(Beginning of RECORDS TO PROCESS)
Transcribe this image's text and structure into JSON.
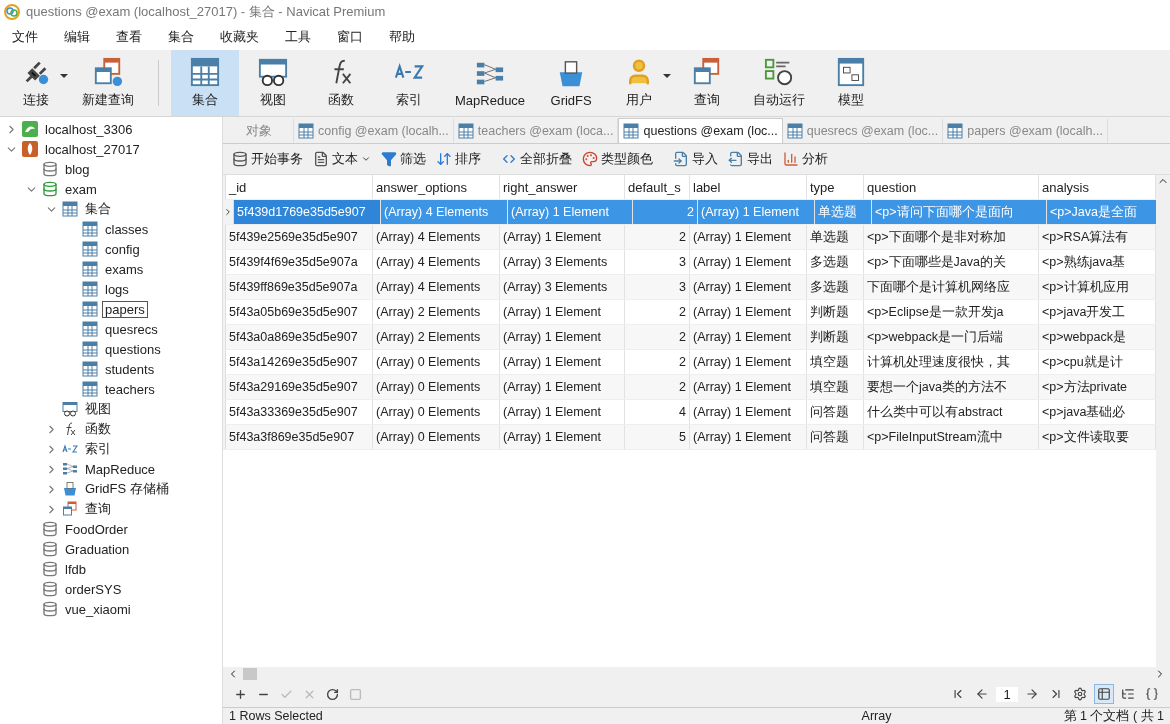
{
  "window": {
    "title": "questions @exam (localhost_27017) - 集合 - Navicat Premium"
  },
  "menu": [
    "文件",
    "编辑",
    "查看",
    "集合",
    "收藏夹",
    "工具",
    "窗口",
    "帮助"
  ],
  "toolbar": [
    {
      "kind": "plug",
      "label": "连接",
      "selected": false,
      "dropdown": true
    },
    {
      "kind": "newquery",
      "label": "新建查询",
      "selected": false,
      "dropdown": false
    },
    {
      "kind": "table",
      "label": "集合",
      "selected": true,
      "dropdown": false
    },
    {
      "kind": "view",
      "label": "视图",
      "selected": false,
      "dropdown": false
    },
    {
      "kind": "fx",
      "label": "函数",
      "selected": false,
      "dropdown": false
    },
    {
      "kind": "az",
      "label": "索引",
      "selected": false,
      "dropdown": false
    },
    {
      "kind": "mapreduce",
      "label": "MapReduce",
      "selected": false,
      "dropdown": false
    },
    {
      "kind": "gridfs",
      "label": "GridFS",
      "selected": false,
      "dropdown": false
    },
    {
      "kind": "user",
      "label": "用户",
      "selected": false,
      "dropdown": true
    },
    {
      "kind": "query",
      "label": "查询",
      "selected": false,
      "dropdown": false
    },
    {
      "kind": "auto",
      "label": "自动运行",
      "selected": false,
      "dropdown": false
    },
    {
      "kind": "model",
      "label": "模型",
      "selected": false,
      "dropdown": false
    }
  ],
  "sidebar": {
    "items": [
      {
        "kind": "mysql",
        "label": "localhost_3306",
        "expanded": false,
        "selected": false
      },
      {
        "kind": "mongo",
        "label": "localhost_27017",
        "expanded": true,
        "selected": false,
        "children": [
          {
            "kind": "db",
            "label": "blog",
            "selected": false
          },
          {
            "kind": "dbopen",
            "label": "exam",
            "expanded": true,
            "selected": false,
            "children": [
              {
                "kind": "table",
                "label": "集合",
                "expanded": true,
                "selected": false,
                "children": [
                  {
                    "kind": "table",
                    "label": "classes",
                    "selected": false
                  },
                  {
                    "kind": "table",
                    "label": "config",
                    "selected": false
                  },
                  {
                    "kind": "table",
                    "label": "exams",
                    "selected": false
                  },
                  {
                    "kind": "table",
                    "label": "logs",
                    "selected": false
                  },
                  {
                    "kind": "table",
                    "label": "papers",
                    "selected": true
                  },
                  {
                    "kind": "table",
                    "label": "quesrecs",
                    "selected": false
                  },
                  {
                    "kind": "table",
                    "label": "questions",
                    "selected": false
                  },
                  {
                    "kind": "table",
                    "label": "students",
                    "selected": false
                  },
                  {
                    "kind": "table",
                    "label": "teachers",
                    "selected": false
                  }
                ]
              },
              {
                "kind": "view",
                "label": "视图",
                "selected": false
              },
              {
                "kind": "fx",
                "label": "函数",
                "expanded": false,
                "selected": false
              },
              {
                "kind": "az",
                "label": "索引",
                "expanded": false,
                "selected": false
              },
              {
                "kind": "mapreduce",
                "label": "MapReduce",
                "expanded": false,
                "selected": false
              },
              {
                "kind": "gridfs",
                "label": "GridFS 存储桶",
                "expanded": false,
                "selected": false
              },
              {
                "kind": "query",
                "label": "查询",
                "expanded": false,
                "selected": false
              }
            ]
          },
          {
            "kind": "db",
            "label": "FoodOrder",
            "selected": false
          },
          {
            "kind": "db",
            "label": "Graduation",
            "selected": false
          },
          {
            "kind": "db",
            "label": "lfdb",
            "selected": false
          },
          {
            "kind": "db",
            "label": "orderSYS",
            "selected": false
          },
          {
            "kind": "db",
            "label": "vue_xiaomi",
            "selected": false
          }
        ]
      }
    ]
  },
  "tabs": [
    {
      "kind": "objects",
      "label": "对象",
      "selected": false
    },
    {
      "kind": "table",
      "label": "config @exam (localh...",
      "selected": false
    },
    {
      "kind": "table",
      "label": "teachers @exam (loca...",
      "selected": false
    },
    {
      "kind": "table",
      "label": "questions @exam (loc...",
      "selected": true
    },
    {
      "kind": "table",
      "label": "quesrecs @exam (loc...",
      "selected": false
    },
    {
      "kind": "table",
      "label": "papers @exam (localh...",
      "selected": false
    }
  ],
  "actions": [
    {
      "kind": "tx",
      "label": "开始事务",
      "dropdown": false
    },
    {
      "kind": "text",
      "label": "文本",
      "dropdown": true
    },
    {
      "kind": "filter",
      "label": "筛选",
      "dropdown": false
    },
    {
      "kind": "sort",
      "label": "排序",
      "dropdown": false
    },
    {
      "kind": "collapse",
      "label": "全部折叠",
      "dropdown": false
    },
    {
      "kind": "color",
      "label": "类型颜色",
      "dropdown": false
    },
    {
      "kind": "import",
      "label": "导入",
      "dropdown": false
    },
    {
      "kind": "export",
      "label": "导出",
      "dropdown": false
    },
    {
      "kind": "chart",
      "label": "分析",
      "dropdown": false
    }
  ],
  "table": {
    "columns": [
      {
        "label": "_id",
        "kind": "text"
      },
      {
        "label": "answer_options",
        "kind": "text"
      },
      {
        "label": "right_answer",
        "kind": "text"
      },
      {
        "label": "default_s",
        "kind": "number"
      },
      {
        "label": "label",
        "kind": "text"
      },
      {
        "label": "type",
        "kind": "text"
      },
      {
        "label": "question",
        "kind": "text"
      },
      {
        "label": "analysis",
        "kind": "text"
      }
    ],
    "rows": [
      {
        "selected": true,
        "cells": [
          "5f439d1769e35d5e907",
          "(Array) 4 Elements",
          "(Array) 1 Element",
          "2",
          "(Array) 1 Element",
          "单选题",
          "<p>请问下面哪个是面向",
          "<p>Java是全面"
        ]
      },
      {
        "selected": false,
        "cells": [
          "5f439e2569e35d5e907",
          "(Array) 4 Elements",
          "(Array) 1 Element",
          "2",
          "(Array) 1 Element",
          "单选题",
          "<p>下面哪个是非对称加",
          "<p>RSA算法有"
        ]
      },
      {
        "selected": false,
        "cells": [
          "5f439f4f69e35d5e907a",
          "(Array) 4 Elements",
          "(Array) 3 Elements",
          "3",
          "(Array) 1 Element",
          "多选题",
          "<p>下面哪些是Java的关",
          "<p>熟练java基"
        ]
      },
      {
        "selected": false,
        "cells": [
          "5f439ff869e35d5e907a",
          "(Array) 4 Elements",
          "(Array) 3 Elements",
          "3",
          "(Array) 1 Element",
          "多选题",
          "下面哪个是计算机网络应",
          "<p>计算机应用"
        ]
      },
      {
        "selected": false,
        "cells": [
          "5f43a05b69e35d5e907",
          "(Array) 2 Elements",
          "(Array) 1 Element",
          "2",
          "(Array) 1 Element",
          "判断题",
          "<p>Eclipse是一款开发ja",
          "<p>java开发工"
        ]
      },
      {
        "selected": false,
        "cells": [
          "5f43a0a869e35d5e907",
          "(Array) 2 Elements",
          "(Array) 1 Element",
          "2",
          "(Array) 1 Element",
          "判断题",
          "<p>webpack是一门后端",
          "<p>webpack是"
        ]
      },
      {
        "selected": false,
        "cells": [
          "5f43a14269e35d5e907",
          "(Array) 0 Elements",
          "(Array) 1 Element",
          "2",
          "(Array) 1 Element",
          "填空题",
          "计算机处理速度很快，其",
          "<p>cpu就是计"
        ]
      },
      {
        "selected": false,
        "cells": [
          "5f43a29169e35d5e907",
          "(Array) 0 Elements",
          "(Array) 1 Element",
          "2",
          "(Array) 1 Element",
          "填空题",
          "要想一个java类的方法不",
          "<p>方法private"
        ]
      },
      {
        "selected": false,
        "cells": [
          "5f43a33369e35d5e907",
          "(Array) 0 Elements",
          "(Array) 1 Element",
          "4",
          "(Array) 1 Element",
          "问答题",
          "什么类中可以有abstract",
          "<p>java基础必"
        ]
      },
      {
        "selected": false,
        "cells": [
          "5f43a3f869e35d5e907",
          "(Array) 0 Elements",
          "(Array) 1 Element",
          "5",
          "(Array) 1 Element",
          "问答题",
          "<p>FileInputStream流中",
          "<p>文件读取要"
        ]
      }
    ]
  },
  "pager": {
    "page": "1"
  },
  "record_tools": [
    {
      "kind": "add",
      "disabled": false
    },
    {
      "kind": "remove",
      "disabled": false
    },
    {
      "kind": "apply",
      "disabled": true
    },
    {
      "kind": "discard",
      "disabled": true
    },
    {
      "kind": "refresh",
      "disabled": false
    },
    {
      "kind": "stop",
      "disabled": true
    }
  ],
  "view_modes": [
    {
      "kind": "grid",
      "selected": true
    },
    {
      "kind": "tree",
      "selected": false
    },
    {
      "kind": "json",
      "selected": false
    }
  ],
  "status_bar": {
    "selection": "1 Rows Selected",
    "type": "Array",
    "position": "第 1 个文档 ( 共 1"
  }
}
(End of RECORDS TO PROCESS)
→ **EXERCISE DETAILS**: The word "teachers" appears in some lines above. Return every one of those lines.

→ **TASK RESULT**:
                    "label": "teachers",
      "label": "teachers @exam (loca...",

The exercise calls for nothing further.